Wednesday, November 3, 2010

Transylvania, the geographic equivalent of slow glass

(Slow Glass definition here).

Funny old place, Transylvania. Time seems to move a lot more slowly there than it does here.

Sure, the obvious candidates are things like the Romanians who dug up a corpse and ate its heart because they thought it was a vampire’s body, or the Romanian priest who killed a nun during an exorcism. While I’m sure I could find equal barbarities in rural Texas, I doubt any of them have been practiced for centuries the way the Romanian examples did.

More broadly, it seems that Transylvania has a way of keeping creatures around for a lot longer than anywhere else.

Sadly, I haven’t been able to track down the exact citation (perhaps Tudge’s Time Before History?), but I recall reading about the discovery of a cave bear skeleton in the Romanian mountains. It was estimated that the cave bear died there around 2000 years ago. Considering that most cave bears died out ~26,000 years ago, that’s an unusually long survival.

If we go farther back, though, things begin to get really interesting.

Around 100 million years ago, the continents were differently shaped. Where southern Europe is now was the Tethys Sea. And where part or all of Transylvania is now was an island. Well, many islands, but there was one in particular, centered around modern-day Hateg (45° 36' 27" N, 22° 57' 0" E), which is of special interest to us.

The island was part of an archipelago of islands, with at least 200 km (124 miles) of shallow sea separating the islands from each other. The size of this island isn’t known for sure—anywhere from 7500 square kilometers (4600 sq. miles, roughly 68 miles by 68 miles) to 100,000 square kilometers (62137 square miles, or around 250 miles by 250 miles)—and is, like so much else in palaeogeography, a matter of controversy.

100 million years ago was right in the middle of the Cretaceous period, so, yes, the island had dinosaurs. And in fact a substantial fossil record has been found in and around Hateg. It’s the fossil record that is of interest.

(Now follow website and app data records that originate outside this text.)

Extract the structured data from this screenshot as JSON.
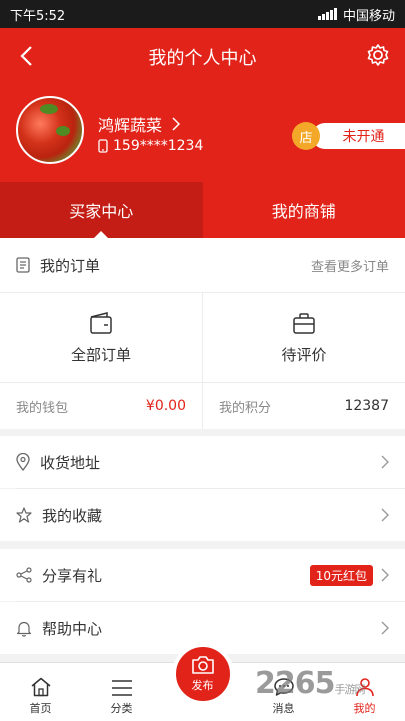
{
  "status_bar": {
    "time": "下午5:52",
    "carrier": "中国移动"
  },
  "header": {
    "title": "我的个人中心"
  },
  "profile": {
    "name": "鸿辉蔬菜",
    "phone": "159****1234",
    "shop_icon": "店",
    "shop_status": "未开通"
  },
  "tabs": [
    {
      "label": "买家中心",
      "active": true
    },
    {
      "label": "我的商铺",
      "active": false
    }
  ],
  "orders": {
    "title": "我的订单",
    "more": "查看更多订单",
    "items": [
      {
        "label": "全部订单",
        "icon": "wallet-icon"
      },
      {
        "label": "待评价",
        "icon": "bag-icon"
      }
    ]
  },
  "wallet": {
    "label": "我的钱包",
    "amount": "¥0.00"
  },
  "points": {
    "label": "我的积分",
    "value": "12387"
  },
  "menu": [
    {
      "label": "收货地址",
      "icon": "location-icon"
    },
    {
      "label": "我的收藏",
      "icon": "star-icon"
    },
    {
      "label": "分享有礼",
      "icon": "share-icon",
      "badge": "10元红包"
    },
    {
      "label": "帮助中心",
      "icon": "bell-icon"
    }
  ],
  "bottom_nav": [
    {
      "label": "首页",
      "icon": "home-icon"
    },
    {
      "label": "分类",
      "icon": "list-icon"
    },
    {
      "label": "发布",
      "icon": "camera-icon"
    },
    {
      "label": "消息",
      "icon": "message-icon"
    },
    {
      "label": "我的",
      "icon": "user-icon",
      "active": true
    }
  ],
  "watermark": {
    "main": "2265",
    "sub": "手游网"
  },
  "colors": {
    "primary": "#e2231a",
    "dark_red": "#c41d15",
    "shop_orange": "#f4a82a"
  }
}
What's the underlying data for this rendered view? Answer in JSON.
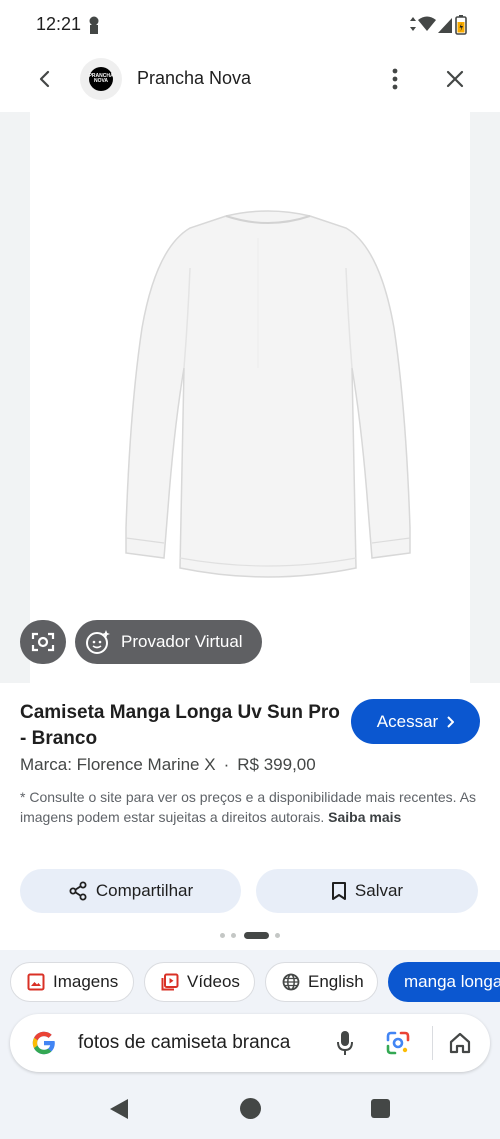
{
  "status_bar": {
    "time": "12:21"
  },
  "header": {
    "site_name": "Prancha Nova",
    "logo_text": "PRANCHA NOVA"
  },
  "image_viewer": {
    "virtual_tryon_label": "Provador Virtual"
  },
  "product": {
    "title": "Camiseta Manga Longa Uv Sun Pro - Branco",
    "access_label": "Acessar",
    "brand": "Marca: Florence Marine X",
    "separator": "·",
    "price": "R$ 399,00",
    "disclaimer": "* Consulte o site para ver os preços e a disponibilidade mais recentes. As imagens podem estar sujeitas a direitos autorais.",
    "learn_more": "Saiba mais"
  },
  "actions": {
    "share_label": "Compartilhar",
    "save_label": "Salvar"
  },
  "pager": {
    "page_count": 4,
    "active_index": 2
  },
  "chips": {
    "images": "Imagens",
    "videos": "Vídeos",
    "english": "English",
    "query": "manga longa"
  },
  "search": {
    "query": "fotos de camiseta branca"
  },
  "colors": {
    "accent": "#0b57d0",
    "chip_bg": "#e8eef8",
    "overlay_button": "#5f6063"
  },
  "icons": {
    "status": [
      "lock-icon",
      "data-arrows-icon",
      "wifi-icon",
      "signal-icon",
      "battery-icon"
    ],
    "header": [
      "back-arrow-icon",
      "more-vert-icon",
      "close-icon"
    ],
    "chips": [
      "image-icon",
      "video-icon",
      "globe-icon"
    ],
    "search": [
      "google-logo-icon",
      "mic-icon",
      "lens-icon",
      "home-icon"
    ]
  }
}
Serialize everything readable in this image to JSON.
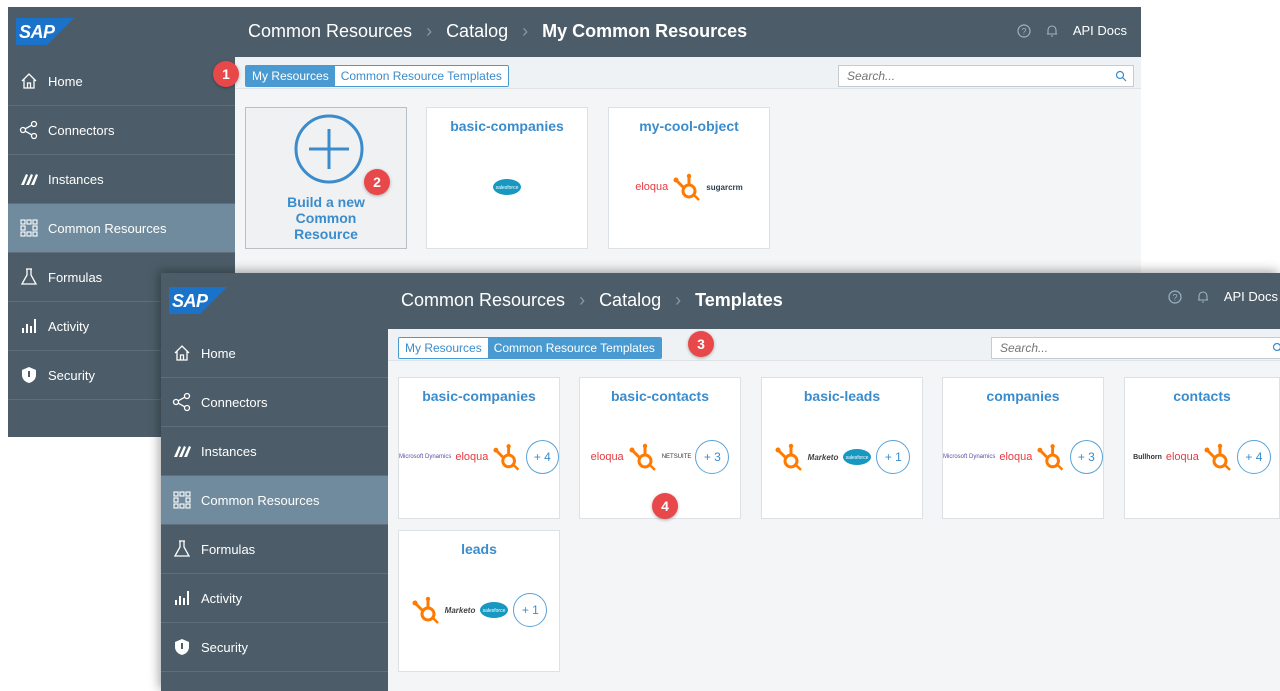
{
  "colors": {
    "topbar": "#4c5d69",
    "sidebar": "#4c5d69",
    "sidebar_active": "#6f8b9d",
    "accent": "#3a8ccd",
    "step_badge": "#e8484a",
    "hubspot": "#ff7a00",
    "salesforce": "#1798c1",
    "eloqua": "#e23c42"
  },
  "brand": "SAP",
  "nav_items": [
    {
      "label": "Home",
      "icon": "home-icon"
    },
    {
      "label": "Connectors",
      "icon": "connectors-icon"
    },
    {
      "label": "Instances",
      "icon": "instances-icon"
    },
    {
      "label": "Common Resources",
      "icon": "common-resources-icon"
    },
    {
      "label": "Formulas",
      "icon": "formulas-icon"
    },
    {
      "label": "Activity",
      "icon": "activity-icon"
    },
    {
      "label": "Security",
      "icon": "security-icon"
    }
  ],
  "topbar_right": {
    "help_icon": "help-icon",
    "bell_icon": "bell-icon",
    "api_docs": "API Docs"
  },
  "window1": {
    "breadcrumb": [
      "Common Resources",
      "Catalog",
      "My Common Resources"
    ],
    "active_nav": "Common Resources",
    "tabs": [
      "My Resources",
      "Common Resource Templates"
    ],
    "selected_tab": "My Resources",
    "search_placeholder": "Search...",
    "build_card": {
      "label_lines": [
        "Build a new",
        "Common",
        "Resource"
      ]
    },
    "cards": [
      {
        "title": "basic-companies",
        "logos": [
          "salesforce"
        ]
      },
      {
        "title": "my-cool-object",
        "logos": [
          "eloqua",
          "hubspot",
          "sugarcrm"
        ]
      }
    ]
  },
  "window2": {
    "breadcrumb": [
      "Common Resources",
      "Catalog",
      "Templates"
    ],
    "active_nav": "Common Resources",
    "tabs": [
      "My Resources",
      "Common Resource Templates"
    ],
    "selected_tab": "Common Resource Templates",
    "search_placeholder": "Search...",
    "cards": [
      {
        "title": "basic-companies",
        "logos": [
          "microsoft-dynamics",
          "eloqua",
          "hubspot"
        ],
        "more": "+ 4"
      },
      {
        "title": "basic-contacts",
        "logos": [
          "eloqua",
          "hubspot",
          "netsuite"
        ],
        "more": "+ 3"
      },
      {
        "title": "basic-leads",
        "logos": [
          "hubspot",
          "marketo",
          "salesforce"
        ],
        "more": "+ 1"
      },
      {
        "title": "companies",
        "logos": [
          "microsoft-dynamics",
          "eloqua",
          "hubspot"
        ],
        "more": "+ 3"
      },
      {
        "title": "contacts",
        "logos": [
          "bullhorn",
          "eloqua",
          "hubspot"
        ],
        "more": "+ 4"
      },
      {
        "title": "leads",
        "logos": [
          "hubspot",
          "marketo",
          "salesforce"
        ],
        "more": "+ 1"
      }
    ]
  },
  "logo_texts": {
    "eloqua": "eloqua",
    "sugarcrm": "sugarcrm",
    "marketo": "Marketo",
    "bullhorn": "Bullhorn",
    "salesforce": "salesforce",
    "microsoft-dynamics": "Microsoft Dynamics",
    "netsuite": "NETSUITE"
  },
  "steps": [
    "1",
    "2",
    "3",
    "4"
  ]
}
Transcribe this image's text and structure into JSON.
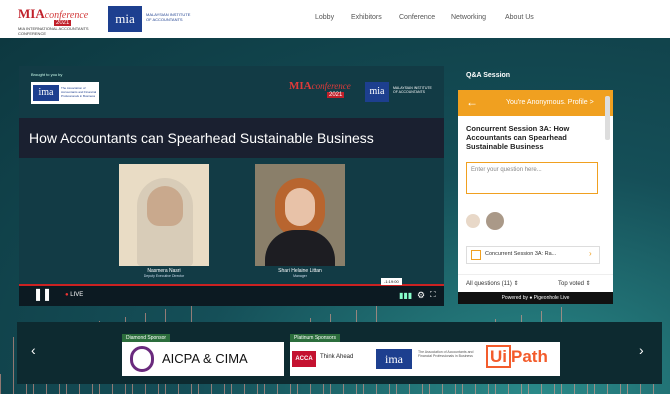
{
  "header": {
    "brand_main": "MIA",
    "brand_script": "conference",
    "brand_year": "2021",
    "brand_sub": "MIA INTERNATIONAL ACCOUNTANTS CONFERENCE",
    "institute_logo": "mia",
    "institute_text": "MALAYSIAN INSTITUTE OF ACCOUNTANTS",
    "nav": [
      "Lobby",
      "Exhibitors",
      "Conference",
      "Networking",
      "About Us"
    ]
  },
  "video": {
    "brought_by": "Brought to you by",
    "ima_logo": "ima",
    "ima_text": "The Association of Accountants and Financial Professionals in Business",
    "mia_main": "MIA",
    "mia_script": "conference",
    "mia_year": "2021",
    "mia_logo": "mia",
    "mia_text": "MALAYSIAN INSTITUTE OF ACCOUNTANTS",
    "title": "How Accountants can Spearhead Sustainable Business",
    "speaker1_name": "Nasmera Nasri",
    "speaker1_role": "Deputy Executive Director",
    "speaker2_name": "Shari Helaine Littan",
    "speaker2_role": "Manager",
    "live_label": "LIVE",
    "time_badge": "-1:19:00",
    "progress": 1.0
  },
  "qa": {
    "heading": "Q&A Session",
    "anon": "You're Anonymous. Profile >",
    "session_title": "Concurrent Session 3A: How Accountants can Spearhead Sustainable Business",
    "input_placeholder": "Enter your question here...",
    "session_button": "Concurrent Session 3A: Ra...",
    "tab_all": "All questions (11) ⇕",
    "tab_top": "Top voted ⇕",
    "powered": "Powered by  ●  Pigeonhole Live"
  },
  "sponsors": {
    "diamond_tag": "Diamond Sponsor",
    "platinum_tag": "Platinum Sponsors",
    "aicpa": "AICPA & CIMA",
    "acca": "ACCA",
    "acca_tag": "Think Ahead",
    "ima": "ima",
    "ima_text": "The Association of Accountants and Financial Professionals in Business",
    "uipath_a": "Ui",
    "uipath_b": "Path"
  },
  "colors": {
    "accent": "#f0a020",
    "brand_red": "#c0202a",
    "brand_blue": "#1d3f8f",
    "live_red": "#e33333"
  },
  "icons": [
    "back-arrow-icon",
    "pause-icon",
    "gear-icon",
    "fullscreen-icon",
    "volume-icon",
    "chevron-left-icon",
    "chevron-right-icon",
    "chevron-right-small-icon",
    "document-icon"
  ]
}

(Well, that, and the fact that the first discoverers of the fossils were Ilona Nopcsa and then her brother Franz Nopcsa von Felső-Szilvás (1877-1933). Franz was one of the great pulp-era characters, because there weren’t a lot of other velvet-cape-wearing, flamboyantly gay paleontologists/spies/guerrillas and would-be Kings of Albania who could compete with him. I’ll be doing a post just on Franz sooner or later).

Hateg Island was essentially untouched for roughly 35 million years, which means that the creatures who lived there evolved in isolation. As is often the case with creatures on small-ish islands, the trend was toward dwarfism–with the limited resources that an island has to offer, it makes sense to be small rather than large.

Hateg Island had dwarf dinosaurs, most roughly 10% the size of their mainland kin: a 15 ft long hadrosaur, a 6 ft long “dwarf iguana,” an 8 ft long ankylosaur, a 9 ft long megalosaurus, an 8 ft long dino-alligator, 4 ft long dino-turtles, pterosaurs, and 6 ft long Velociraptor-like carnivores, the latter being the island’s apex predator.

What is of most interest here is not just the dwarfism, but the fact that many of these creatures were not just unique to Hateg Island, but they existed there for tens of millions of years after their mainland counterparts had gone extinct. Yes, Hateg Island was the real-life Dinosaur Island.

Dinosaurs lasting a lot longer in Romania than anywhere else. Cave bears lasting a lot longer in Romania than anywhere else. Belief in vampires lasting a lot longer in Romania than anywhere else.

Neanderthals lasting in Romania longer than anywhere else? Vampirism as a pseudo-genetic memory of carnivorous Neanderthals? The skull found in Romania supports the Neanderthal-human interbreeding theory. Perhaps the children that resulted from the interbreeding were seen by ordinary humans as Wrong, and that’s what we now remember as vampires?

No comments: